Each line below should be written out again exactly.

[Dataset entries]
____________

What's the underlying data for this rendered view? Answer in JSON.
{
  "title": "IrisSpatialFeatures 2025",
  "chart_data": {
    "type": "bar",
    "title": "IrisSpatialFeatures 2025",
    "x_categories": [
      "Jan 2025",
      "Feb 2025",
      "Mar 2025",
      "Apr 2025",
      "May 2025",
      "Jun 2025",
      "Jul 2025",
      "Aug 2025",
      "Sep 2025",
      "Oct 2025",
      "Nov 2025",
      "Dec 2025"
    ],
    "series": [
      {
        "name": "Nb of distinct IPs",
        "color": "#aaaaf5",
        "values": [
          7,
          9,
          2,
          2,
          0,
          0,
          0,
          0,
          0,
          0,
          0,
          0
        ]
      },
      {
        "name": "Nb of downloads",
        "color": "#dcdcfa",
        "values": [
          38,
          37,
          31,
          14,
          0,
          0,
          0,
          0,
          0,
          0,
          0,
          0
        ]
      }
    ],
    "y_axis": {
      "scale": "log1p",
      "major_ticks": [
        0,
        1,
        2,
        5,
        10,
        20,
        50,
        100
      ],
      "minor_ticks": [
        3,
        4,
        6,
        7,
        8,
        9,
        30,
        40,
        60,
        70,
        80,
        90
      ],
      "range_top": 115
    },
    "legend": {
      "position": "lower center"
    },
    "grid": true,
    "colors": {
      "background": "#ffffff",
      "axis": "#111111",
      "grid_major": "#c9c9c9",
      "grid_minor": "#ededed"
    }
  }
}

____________

--- EXERCISE ANSWER ---
What's the underlying data for this rendered view? Answer in JSON.
{
  "title": "IrisSpatialFeatures 2025",
  "chart_data": {
    "type": "bar",
    "title": "IrisSpatialFeatures 2025",
    "x_categories": [
      "Jan 2025",
      "Feb 2025",
      "Mar 2025",
      "Apr 2025",
      "May 2025",
      "Jun 2025",
      "Jul 2025",
      "Aug 2025",
      "Sep 2025",
      "Oct 2025",
      "Nov 2025",
      "Dec 2025"
    ],
    "series": [
      {
        "name": "Nb of distinct IPs",
        "color": "#aaaaf5",
        "values": [
          7,
          9,
          2,
          2,
          0,
          0,
          0,
          0,
          0,
          0,
          0,
          0
        ]
      },
      {
        "name": "Nb of downloads",
        "color": "#dcdcfa",
        "values": [
          38,
          37,
          31,
          14,
          0,
          0,
          0,
          0,
          0,
          0,
          0,
          0
        ]
      }
    ],
    "y_axis": {
      "scale": "log1p",
      "major_ticks": [
        0,
        1,
        2,
        5,
        10,
        20,
        50,
        100
      ],
      "minor_ticks": [
        3,
        4,
        6,
        7,
        8,
        9,
        30,
        40,
        60,
        70,
        80,
        90
      ],
      "range_top": 115
    },
    "legend": {
      "position": "lower center"
    },
    "grid": true,
    "colors": {
      "background": "#ffffff",
      "axis": "#111111",
      "grid_major": "#c9c9c9",
      "grid_minor": "#ededed"
    }
  }
}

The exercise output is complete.